Early spring is a good time to cut sage. Sage, with the Latin name Salvia, is an undemanding and sun-loving plant from the labiates family. Salvia species are distributed worldwide and include more than 800 different varieties. True sage with its aromatic fragrance and essential oils is used as a culinary herb and as a medicinal plant .
If sage is planted in the right place in the garden, it can spread over several square meters. However, if the leaves are cut off before winter, the plant may have difficulty surviving the cold season. Early spring is the right time to cut back the shoots so that the sage can spread in better weather. However, when cutting sage, some mistakes are often made. What they are and how to correct them is the subject of this article.

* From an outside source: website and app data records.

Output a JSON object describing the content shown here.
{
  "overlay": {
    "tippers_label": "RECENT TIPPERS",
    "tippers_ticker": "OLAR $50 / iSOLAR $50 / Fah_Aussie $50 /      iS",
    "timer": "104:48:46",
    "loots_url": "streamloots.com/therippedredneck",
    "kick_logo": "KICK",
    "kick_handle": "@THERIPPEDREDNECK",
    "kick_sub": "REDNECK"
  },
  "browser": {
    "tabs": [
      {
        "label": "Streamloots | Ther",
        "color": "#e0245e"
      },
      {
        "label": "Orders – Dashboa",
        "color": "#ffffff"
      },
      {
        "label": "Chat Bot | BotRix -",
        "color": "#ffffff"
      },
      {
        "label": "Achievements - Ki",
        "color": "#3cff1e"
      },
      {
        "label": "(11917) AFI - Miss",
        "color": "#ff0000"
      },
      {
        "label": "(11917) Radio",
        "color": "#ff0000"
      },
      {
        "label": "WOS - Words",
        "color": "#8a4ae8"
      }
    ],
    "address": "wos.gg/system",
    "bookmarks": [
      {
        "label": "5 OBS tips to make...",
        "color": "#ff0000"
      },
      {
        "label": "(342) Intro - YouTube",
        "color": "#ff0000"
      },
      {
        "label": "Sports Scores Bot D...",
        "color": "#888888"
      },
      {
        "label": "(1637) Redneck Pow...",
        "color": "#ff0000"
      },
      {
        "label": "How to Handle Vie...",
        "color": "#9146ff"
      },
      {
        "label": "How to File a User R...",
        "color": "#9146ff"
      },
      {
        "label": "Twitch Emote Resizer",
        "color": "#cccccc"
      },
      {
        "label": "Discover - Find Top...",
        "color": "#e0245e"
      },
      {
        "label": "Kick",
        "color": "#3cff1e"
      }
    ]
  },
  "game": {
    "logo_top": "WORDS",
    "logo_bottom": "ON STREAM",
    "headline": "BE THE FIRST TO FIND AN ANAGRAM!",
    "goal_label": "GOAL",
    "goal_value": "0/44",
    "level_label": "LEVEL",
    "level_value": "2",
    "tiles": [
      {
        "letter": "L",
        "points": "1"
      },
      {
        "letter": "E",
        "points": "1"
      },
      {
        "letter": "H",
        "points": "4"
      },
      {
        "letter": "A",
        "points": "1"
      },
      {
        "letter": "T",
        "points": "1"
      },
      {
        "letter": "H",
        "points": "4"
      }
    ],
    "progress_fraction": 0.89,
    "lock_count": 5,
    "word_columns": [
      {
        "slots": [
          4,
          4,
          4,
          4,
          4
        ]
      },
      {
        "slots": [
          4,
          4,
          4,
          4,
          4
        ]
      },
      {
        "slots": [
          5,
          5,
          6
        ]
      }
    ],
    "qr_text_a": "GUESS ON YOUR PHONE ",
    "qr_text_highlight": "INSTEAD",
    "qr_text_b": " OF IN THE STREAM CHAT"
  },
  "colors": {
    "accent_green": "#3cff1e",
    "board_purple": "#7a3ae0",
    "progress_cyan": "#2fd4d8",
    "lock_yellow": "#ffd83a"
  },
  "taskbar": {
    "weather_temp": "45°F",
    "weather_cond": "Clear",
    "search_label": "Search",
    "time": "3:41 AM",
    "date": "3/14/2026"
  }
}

Table of Contents
- Common mistake: evenly cutting sage in all species.
- Common mistake: not pruning sage at all
- Common mistake: prune sage too low
Common mistake: Prune sage evenly for all species
There is a wide variety of sage species: annuals, biennials, herbaceous or evergreen perennials and shrubs. However, they all have in common paired, often fragrant leaves and double-flowered flowers arranged in panicles or clusters.
Annuals don’t require pruning – just dig them up and toss them in the compost garbage can in late fall.
Perennial plants, however, need to be pruned annually to keep them under control and promote healthy growth for many years to come. And when it comes to how to prune sage, it’s important to consider the variety you’re growing, because the procedure is a little different.
Pruning Sage Properly: Deciduous herbaceous salvias.
This variety of sage tends to die back in the winter, especially when it’s cold. Varieties include Salvia elegans ‘Scarlet Pineapple’ with pineapple-scented leaves and red flowers, and Salvia guaranitica ‘Black and Blue’.
How to prune properly: Get one of the best garden shears and make sure it is clean and sharp. Cut the old stems to the lowest arrowhead. If the stems have completely dried up over the winter, cut them back to the base where new shoots should form. In summer, the flowers need to be broken off. Cut them off by making the cut just above the leaves. This will improve the appearance of the plants and encourage new blooms.
Pruning Sage: Shrub salvias with woody stems
When is the right time to prune hardy salvias? To keep them compact, pruning should be done every spring. Otherwise, this variety can grow very large and its stems can become too woody and spindly over time. Varieties include the popular Salvia microphylla “Hot Lips” and the bright red Salvia greggii “Flame”.
How to prune properly: cut back about a third of the plant, just above a pair of leaves. This will maintain structure and provide a solid foundation for new growth. Prune the stems in the summer to improve the appearance. You can also cut back the cross stems and thin out the center of the plant to allow more light in to stimulate new growth.
How to prune sage properly: rosette salvias.
This type of salvia has tall flower spikes that grow from rosettes of often evergreen leaves in warmer climates. Varieties include “Caradona” and “May Night.”
Here’s how to prune properly: leave the second part of the shoots over the winter to prevent new shoots from freezing. Then cut back the old shoots in the spring, leaving the new green growth intact. In warmer climates, you can cut the plant back in the fall for a neater look.
Common mistake: don’t prune sage at all
Many types of sage grow as shrubs or half-shrubs. What they have in common is that the shoots become woody on the underside over time. Pruning of sage should be done annually. Some gardeners choose to do the main pruning of salvias in late fall – this is a good thing if you grow hardy varieties and live in a warmer region.
However, if in doubt, put it on your spring gardening list when the danger of frost has passed and you can see fresh greenery. If you don’t prune sage regularly, the plant will become spindly and wither. It will sprout few of its fragrant leaves, and the flowers will also suffer from lack of pruning. The plant ages rapidly and is no longer useful. So if you don’t prune the sage at all, you will harm the plant in the long run.
In the summer, you can pluck off the heads and lightly prune the plant to bring it into shape.
Common mistake: pruning sage too low.
If you set your shears too low, you can destroy the entire plant. Cuts too deep into the wood will not recover and the sage will likely not sprout properly.
How long do salvia plants last?
Learning how to prune salvias will extend their life, which can be more than 10 years under the right growing conditions. However, the hardiness of different varieties varies.